Sectarianism alive and well, statistics suggest
Nearly 30% of people in Northern Ireland think public facilities in their areas are not shared and open to both Protestants and Catholics, according to new statistics.
One academic said the figure of 28% pointed to an "enduring problem" in our still divided society.
However, Queen's University Belfast professor John Brewer - an expert in post-conflict studies - also conceded it was to be commended that three-quarters of people felt facilities were shared and open to both religions.
"I think this 28% will be made up of two kinds of people," he told this newspaper yesterday.
"On the one hand, there will be those arguing for equality, having not experienced it.
On the other hand, there will be those who don't want equality and are quite happy with having swimming pools, libraries and parks just for 'their people'."
The figures are contained in a Northern Ireland Life and Times (NILT) survey of 1,200 people, which provides a snapshot of the attitudes of locals towards social issues.
Slightly more Protestants (74%) than Catholics (71%) felt facilities such as leisure centres, parks and libraries in their community were "shared and open".
Almost two-thirds (67%) of those between the ages of 25 and 34 thought facilities were shared, while 75% of those aged between 35 and 49 thought it the case they welcomed both traditions.
Professor Brewer said the figures did not reveal the underlying reasons behind those beliefs.
"It is surprising that younger people, those aged 25 to 34, reported feeling the most inequality," he added.
"You would think that, having not really experienced the worst of the Troubles, they would feel things are better. It is a puzzle.
"What I suspect is that this is down to expectations.
"Having been born after the Good Friday Agreement or just before it, younger people have an expectation of an equal society.

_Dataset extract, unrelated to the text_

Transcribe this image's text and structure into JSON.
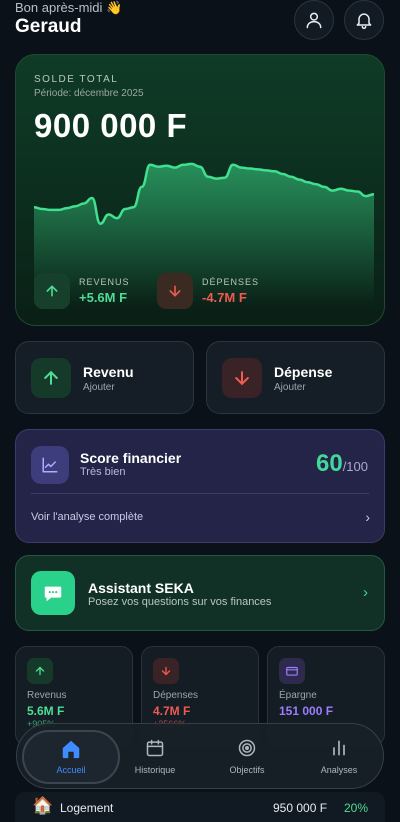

After all, the war is over, in their eyes.
"Unfortunately, these expectations are not being met by the reality of Northern Ireland today."
Published each year, the main purpose of the NILT survey is to monitor the progress of Stormont's Together: Building a United Community strategy, which was published in 2013.
The strategy seeks to build a shared society and improve community relations through a range of housing, education and cultural initiatives.
It also aims to tackle issues such as flags, community tensions and the removal of interface barriers.
Earlier this year, Ulster University published a report which suggested that the problem of sectarianism "shows no sign of going away".